The path for silicon materials development has been charted. By the year 2010 we will have fabricated integrated circuit chips containing 109 transistors with 40 Å thick gate oxides and 1000 Å minimum feature sizes running at 4 GHz clock speeds. It is conceivable that incremental advances on the current chip architecture will satisfy the required materials and process improvements. The interconnection problem is the only challenge without a proposed solution. The signal propagation delay between devices is now longer than the individual device gate delay. The resistance and capacitance associated with fine line Al interconnects limit speed and increase power consumption and crosstalk. High power line drivers are limited by the reliability constraint of electromigration. There is no current paradigm for 4 GHz, electronic clock distribution. Optical interconnection can remove the electronic transmission bandwidth limit. The main challenge is development of a silicon-compatible, microphotonic technology.

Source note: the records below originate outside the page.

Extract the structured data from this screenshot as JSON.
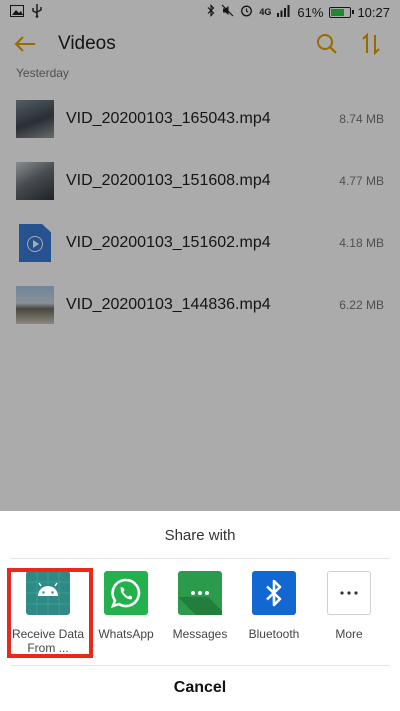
{
  "status_bar": {
    "battery": "61%",
    "time": "10:27",
    "network": "4G"
  },
  "app_bar": {
    "title": "Videos"
  },
  "section_header": "Yesterday",
  "files": [
    {
      "name": "VID_20200103_165043.mp4",
      "size": "8.74 MB"
    },
    {
      "name": "VID_20200103_151608.mp4",
      "size": "4.77 MB"
    },
    {
      "name": "VID_20200103_151602.mp4",
      "size": "4.18 MB"
    },
    {
      "name": "VID_20200103_144836.mp4",
      "size": "6.22 MB"
    }
  ],
  "share_sheet": {
    "title": "Share with",
    "targets": [
      {
        "label": "Receive Data From ...",
        "icon": "android-app-icon",
        "highlighted": true
      },
      {
        "label": "WhatsApp",
        "icon": "whatsapp-icon"
      },
      {
        "label": "Messages",
        "icon": "messages-icon"
      },
      {
        "label": "Bluetooth",
        "icon": "bluetooth-icon"
      },
      {
        "label": "More",
        "icon": "more-icon"
      }
    ],
    "cancel_label": "Cancel"
  },
  "colors": {
    "accent": "#e0a100",
    "highlight_box": "#e8281c",
    "battery_fill": "#2ecc40"
  }
}
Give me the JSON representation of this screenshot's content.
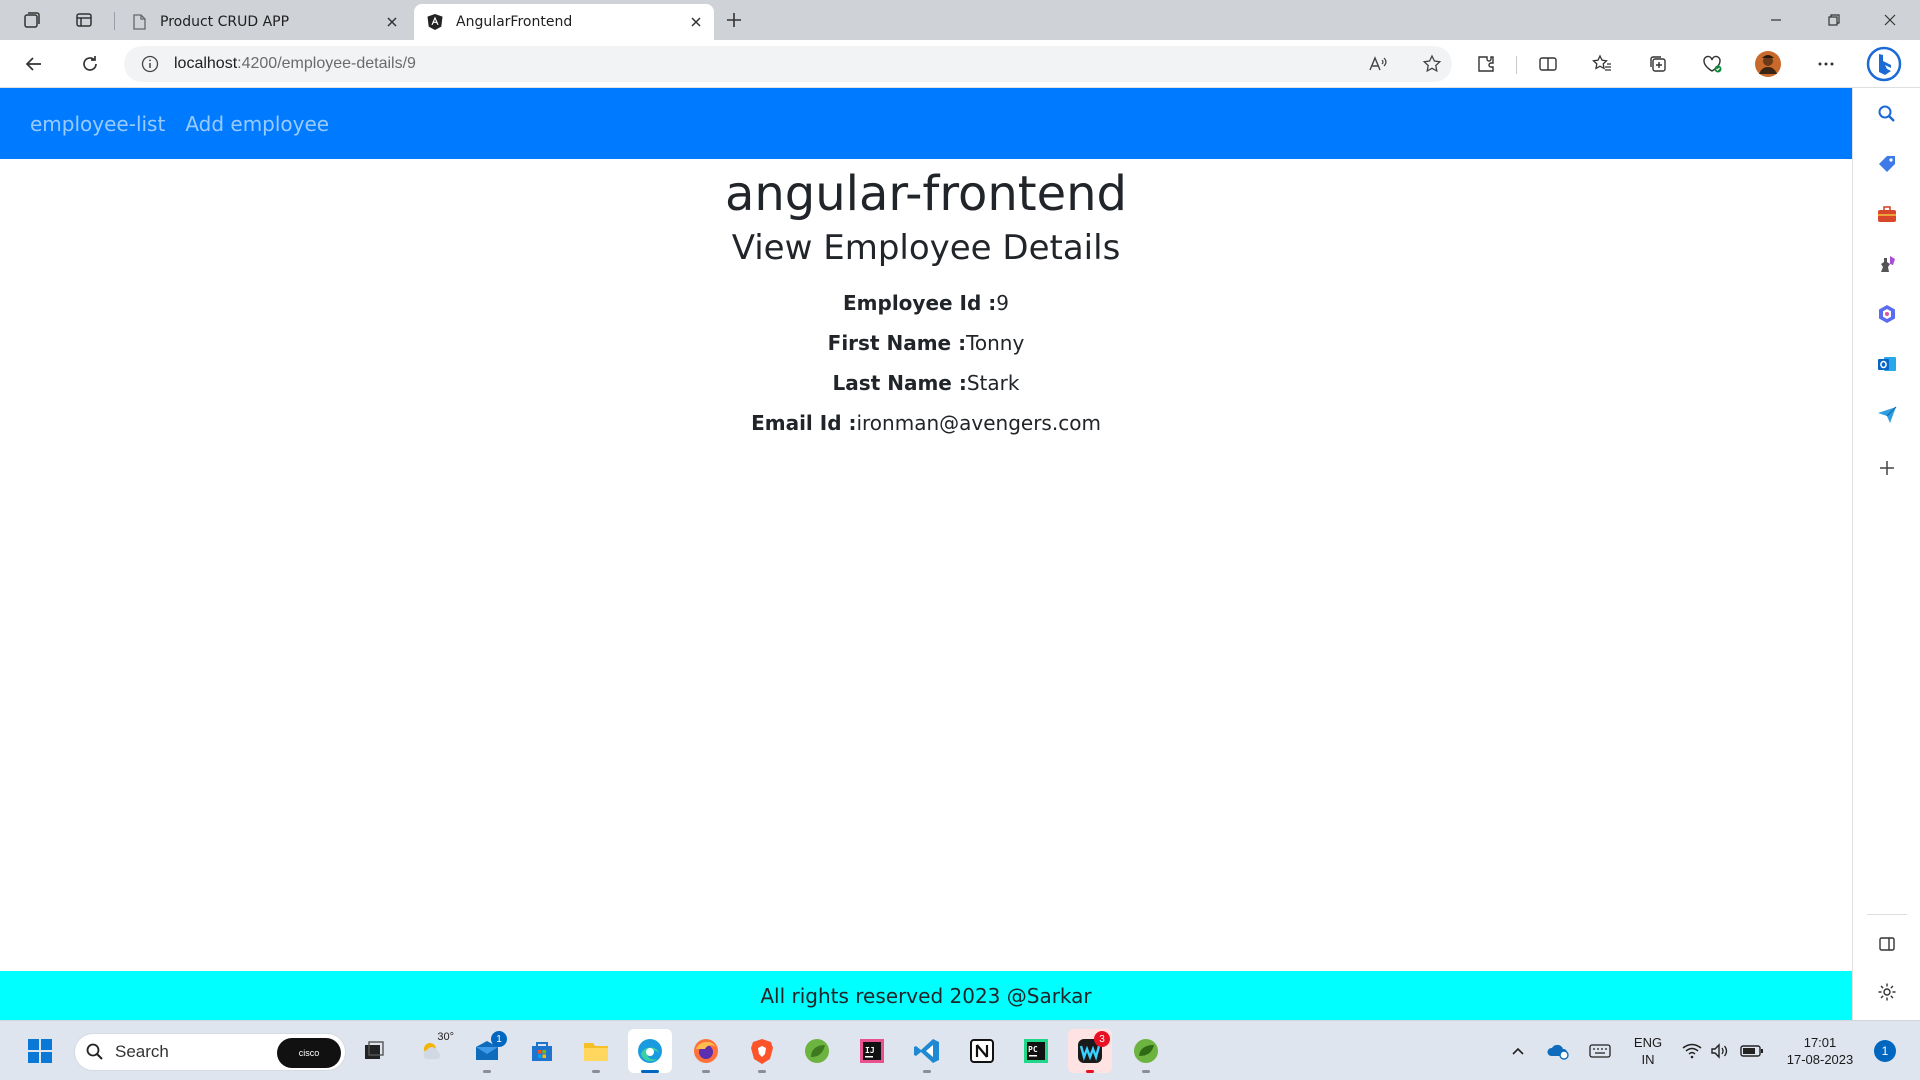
{
  "browser": {
    "tabs": [
      {
        "title": "Product CRUD APP",
        "active": false
      },
      {
        "title": "AngularFrontend",
        "active": true
      }
    ],
    "address": {
      "host": "localhost",
      "path": ":4200/employee-details/9"
    }
  },
  "app": {
    "nav": {
      "employee_list": "employee-list",
      "add_employee": "Add employee"
    },
    "title": "angular-frontend",
    "heading": "View Employee Details",
    "details": [
      {
        "label": "Employee Id :",
        "value": "9"
      },
      {
        "label": "First Name :",
        "value": "Tonny"
      },
      {
        "label": "Last Name :",
        "value": "Stark"
      },
      {
        "label": "Email Id :",
        "value": "ironman@avengers.com"
      }
    ],
    "footer": "All rights reserved 2023 @Sarkar"
  },
  "taskbar": {
    "search_label": "Search",
    "search_widget": "cisco",
    "weather_temp": "30°",
    "mail_badge": "1",
    "webex_badge": "3",
    "language_line1": "ENG",
    "language_line2": "IN",
    "time": "17:01",
    "date": "17-08-2023",
    "notification_count": "1"
  },
  "colors": {
    "navbar": "#007bff",
    "footer": "#00ffff",
    "accent": "#0067c0"
  }
}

Rare earth doping has provided a means of sharp-line electroluminescence from silicon at λ = 1.54 μm. Silicon's high index of refraction and low absorption in the near infrared yield an ideal optical waveguide. As with microelectronics, the silicon / silicon-dioxide materials system allows high levels of integration and functionality. The applications of silicon materials to light emission (Si:Er), optical waveguides (Si/SiO2), photonic switching (Si/SiO2) and photon detection (SiGe) are reviewed. These developments are discussed in the context of systems applications to communications and computation.